Third, all explanations for removing the monuments boiled-down to race. Coleman did add, however, that the statues should also be removed because they celebrate “traitors.” But even in that case her argument devolved to race when she opined that Southerners were exercising white privilege when they initially erected their monuments.

Fourth, Lowe and Coleman are young and likely to hold their offices for decades to come.
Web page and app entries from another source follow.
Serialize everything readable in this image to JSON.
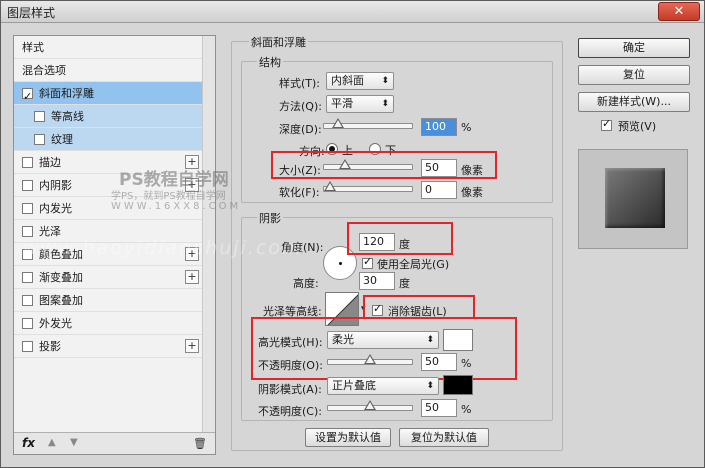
{
  "window": {
    "title": "图层样式",
    "close_glyph": "✕"
  },
  "left_panel": {
    "items": [
      {
        "label": "样式",
        "checkbox": false,
        "checked": false,
        "plus": false,
        "state": "normal"
      },
      {
        "label": "混合选项",
        "checkbox": false,
        "checked": false,
        "plus": false,
        "state": "normal"
      },
      {
        "label": "斜面和浮雕",
        "checkbox": true,
        "checked": true,
        "plus": false,
        "state": "selected"
      },
      {
        "label": "等高线",
        "checkbox": true,
        "checked": false,
        "plus": false,
        "state": "sub"
      },
      {
        "label": "纹理",
        "checkbox": true,
        "checked": false,
        "plus": false,
        "state": "sub"
      },
      {
        "label": "描边",
        "checkbox": true,
        "checked": false,
        "plus": true,
        "state": "normal"
      },
      {
        "label": "内阴影",
        "checkbox": true,
        "checked": false,
        "plus": true,
        "state": "normal"
      },
      {
        "label": "内发光",
        "checkbox": true,
        "checked": false,
        "plus": false,
        "state": "normal"
      },
      {
        "label": "光泽",
        "checkbox": true,
        "checked": false,
        "plus": false,
        "state": "normal"
      },
      {
        "label": "颜色叠加",
        "checkbox": true,
        "checked": false,
        "plus": true,
        "state": "normal"
      },
      {
        "label": "渐变叠加",
        "checkbox": true,
        "checked": false,
        "plus": true,
        "state": "normal"
      },
      {
        "label": "图案叠加",
        "checkbox": true,
        "checked": false,
        "plus": false,
        "state": "normal"
      },
      {
        "label": "外发光",
        "checkbox": true,
        "checked": false,
        "plus": false,
        "state": "normal"
      },
      {
        "label": "投影",
        "checkbox": true,
        "checked": false,
        "plus": true,
        "state": "normal"
      }
    ],
    "footer": {
      "fx": "fx",
      "up": "▲",
      "down": "▼",
      "trash": "🗑"
    }
  },
  "bevel": {
    "section_title": "斜面和浮雕",
    "structure_title": "结构",
    "style_label": "样式(T):",
    "style_value": "内斜面",
    "technique_label": "方法(Q):",
    "technique_value": "平滑",
    "depth_label": "深度(D):",
    "depth_value": "100",
    "depth_unit": "%",
    "depth_level": 0.1,
    "direction_label": "方向:",
    "direction_up": "上",
    "direction_down": "下",
    "size_label": "大小(Z):",
    "size_value": "50",
    "size_unit": "像素",
    "size_level": 0.2,
    "soften_label": "软化(F):",
    "soften_value": "0",
    "soften_unit": "像素",
    "soften_level": 0
  },
  "shading": {
    "title": "阴影",
    "angle_label": "角度(N):",
    "angle_value": "120",
    "angle_unit": "度",
    "global_light_label": "使用全局光(G)",
    "global_light_checked": true,
    "altitude_label": "高度:",
    "altitude_value": "30",
    "altitude_unit": "度",
    "gloss_contour_label": "光泽等高线:",
    "anti_alias_label": "消除锯齿(L)",
    "anti_alias_checked": true,
    "highlight_mode_label": "高光模式(H):",
    "highlight_mode_value": "柔光",
    "highlight_color": "#ffffff",
    "highlight_opacity_label": "不透明度(O):",
    "highlight_opacity_value": "50",
    "highlight_opacity_unit": "%",
    "highlight_opacity_level": 0.5,
    "shadow_mode_label": "阴影模式(A):",
    "shadow_mode_value": "正片叠底",
    "shadow_color": "#000000",
    "shadow_opacity_label": "不透明度(C):",
    "shadow_opacity_value": "50",
    "shadow_opacity_unit": "%",
    "shadow_opacity_level": 0.5
  },
  "bottom_buttons": {
    "make_default": "设置为默认值",
    "reset_default": "复位为默认值"
  },
  "right_panel": {
    "ok": "确定",
    "reset": "复位",
    "new_style": "新建样式(W)...",
    "preview_label": "预览(V)",
    "preview_checked": true
  },
  "watermark": {
    "line1": "PS教程自学网",
    "line2": "学PS，就到PS教程自学网",
    "line3": "WWW.16XX8.COM",
    "url": "www.haoyidianshuji.com"
  },
  "colors": {
    "highlight_red": "#e0252d",
    "selected_blue": "#92c3ee",
    "sub_blue": "#bcd8f1"
  }
}
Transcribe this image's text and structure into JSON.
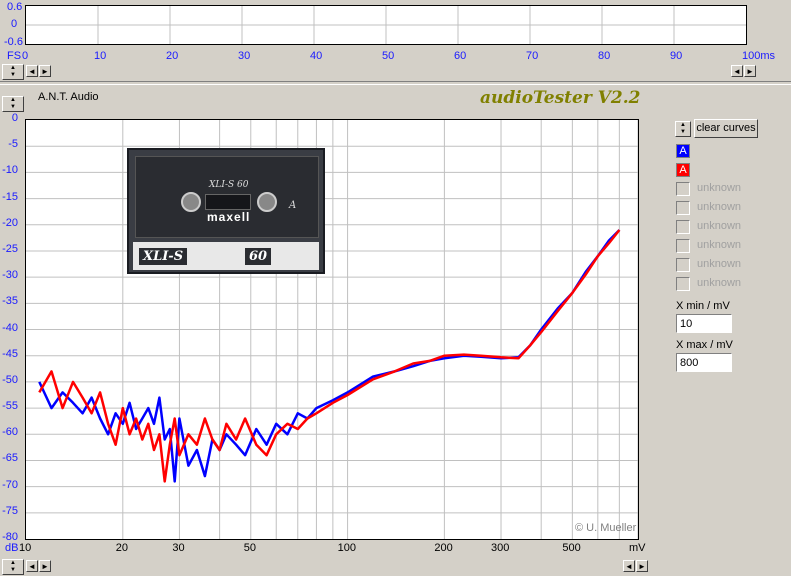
{
  "scope": {
    "y_ticks": [
      "0.6",
      "0",
      "-0.6"
    ],
    "x_ticks": [
      "0",
      "10",
      "20",
      "30",
      "40",
      "50",
      "60",
      "70",
      "80",
      "90",
      "100ms"
    ],
    "fs_label": "FS"
  },
  "header": {
    "brand": "A.N.T. Audio",
    "title": "audioTester V2.2"
  },
  "controls": {
    "clear_curves": "clear curves",
    "legend": [
      {
        "label": "A",
        "color": "#0000ff",
        "active": true
      },
      {
        "label": "A",
        "color": "#ff0000",
        "active": true
      },
      {
        "label": "unknown",
        "active": false
      },
      {
        "label": "unknown",
        "active": false
      },
      {
        "label": "unknown",
        "active": false
      },
      {
        "label": "unknown",
        "active": false
      },
      {
        "label": "unknown",
        "active": false
      },
      {
        "label": "unknown",
        "active": false
      }
    ],
    "xmin_label": "X min / mV",
    "xmin_value": "10",
    "xmax_label": "X max / mV",
    "xmax_value": "800"
  },
  "cassette": {
    "brand": "maxell",
    "model": "XLI-S",
    "length": "60",
    "model_top": "XLI-S 60",
    "side": "A"
  },
  "copyright": "© U. Mueller",
  "chart_data": {
    "type": "line",
    "x_scale": "log",
    "xlim": [
      10,
      800
    ],
    "ylim": [
      -80,
      0
    ],
    "ylabel": "dB",
    "xlabel": "mV",
    "y_ticks": [
      "0",
      "-5",
      "-10",
      "-15",
      "-20",
      "-25",
      "-30",
      "-35",
      "-40",
      "-45",
      "-50",
      "-55",
      "-60",
      "-65",
      "-70",
      "-75",
      "-80"
    ],
    "x_ticks": [
      "10",
      "20",
      "30",
      "50",
      "100",
      "200",
      "300",
      "500",
      "mV"
    ],
    "y_unit_label": "dB",
    "grid": true,
    "series": [
      {
        "color": "#0000ff",
        "x": [
          11,
          12,
          13,
          14,
          15,
          16,
          17,
          18,
          19,
          20,
          21,
          22,
          23,
          24,
          25,
          26,
          27,
          28,
          29,
          30,
          32,
          34,
          36,
          38,
          40,
          42,
          45,
          48,
          52,
          56,
          60,
          65,
          70,
          75,
          80,
          90,
          100,
          120,
          140,
          160,
          180,
          200,
          230,
          260,
          300,
          340,
          370,
          400,
          450,
          500,
          550,
          600,
          650,
          700
        ],
        "y": [
          -50,
          -55,
          -52,
          -54,
          -56,
          -53,
          -57,
          -60,
          -56,
          -58,
          -54,
          -59,
          -57,
          -55,
          -58,
          -53,
          -61,
          -59,
          -69,
          -57,
          -66,
          -63,
          -68,
          -61,
          -63,
          -60,
          -62,
          -64,
          -59,
          -62,
          -58,
          -60,
          -56,
          -57,
          -55,
          -53.5,
          -52,
          -49,
          -48,
          -47,
          -46,
          -45.5,
          -45,
          -45.2,
          -45.5,
          -45.3,
          -43,
          -40,
          -36,
          -33,
          -29,
          -26,
          -23,
          -21
        ]
      },
      {
        "color": "#ff0000",
        "x": [
          11,
          12,
          13,
          14,
          15,
          16,
          17,
          18,
          19,
          20,
          21,
          22,
          23,
          24,
          25,
          26,
          27,
          28,
          29,
          30,
          32,
          34,
          36,
          38,
          40,
          42,
          45,
          48,
          52,
          56,
          60,
          65,
          70,
          75,
          80,
          90,
          100,
          120,
          140,
          160,
          180,
          200,
          230,
          260,
          300,
          340,
          370,
          400,
          450,
          500,
          550,
          600,
          650,
          700
        ],
        "y": [
          -52,
          -48,
          -55,
          -50,
          -53,
          -56,
          -52,
          -58,
          -62,
          -55,
          -60,
          -57,
          -61,
          -58,
          -63,
          -60,
          -69,
          -62,
          -57,
          -64,
          -60,
          -62,
          -57,
          -61,
          -63,
          -58,
          -61,
          -57,
          -62,
          -64,
          -60,
          -58,
          -59,
          -57,
          -56,
          -54,
          -52.5,
          -49.5,
          -48,
          -46.5,
          -46,
          -45,
          -44.8,
          -45,
          -45.3,
          -45.5,
          -43,
          -40.5,
          -36.5,
          -33,
          -29.5,
          -26,
          -23.5,
          -21
        ]
      }
    ]
  }
}
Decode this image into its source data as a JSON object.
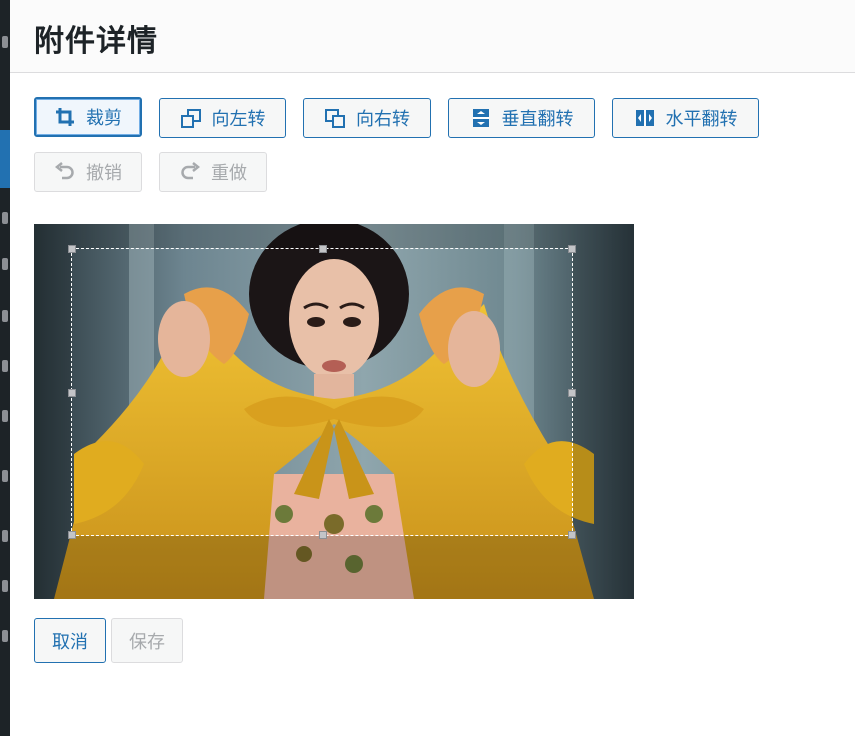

Notwithstanding that Coleman runs a private museum, they are typical of Deep State agenda-driven government employees who expect to control matters pertinent to their domains even as different Presidents come and go. Consider, for example, that despite the opinions of the panel members, a recent survey of readers of the Civil War Trust’s Hallowed Ground magazine strongly favored keeping Confederate monuments in place. 

In addition to the above, Ayers and Coleman made erroneous or egregiously misleading statements.

One happened when Ayers commented that last summer’s Charlottesville riot accelerated the statue-removal trend after white supremacists tried to appropriate the Lee statue. First, he implied that the violence was mostly caused by the heavily outnumbered white supremacists instead of the far more violent  and much larger mob of protestors and Antifa members. Second, while he may have accurately said that a young lady was in a peaceful group when a white supremacist ran her down and killed her with his car, Ayers wrongly leaves the impression that most of the Charlottesville violence originated with the white supremacists instead of the protestors and Antifa.

The second falsehood was Coleman’s claim that Southerners have been increasingly using  public lands to hoist giant Confederate flags along the heavily travelled portions of Interstate-95 Highway in the South. In truth, most of the flags are located on private property.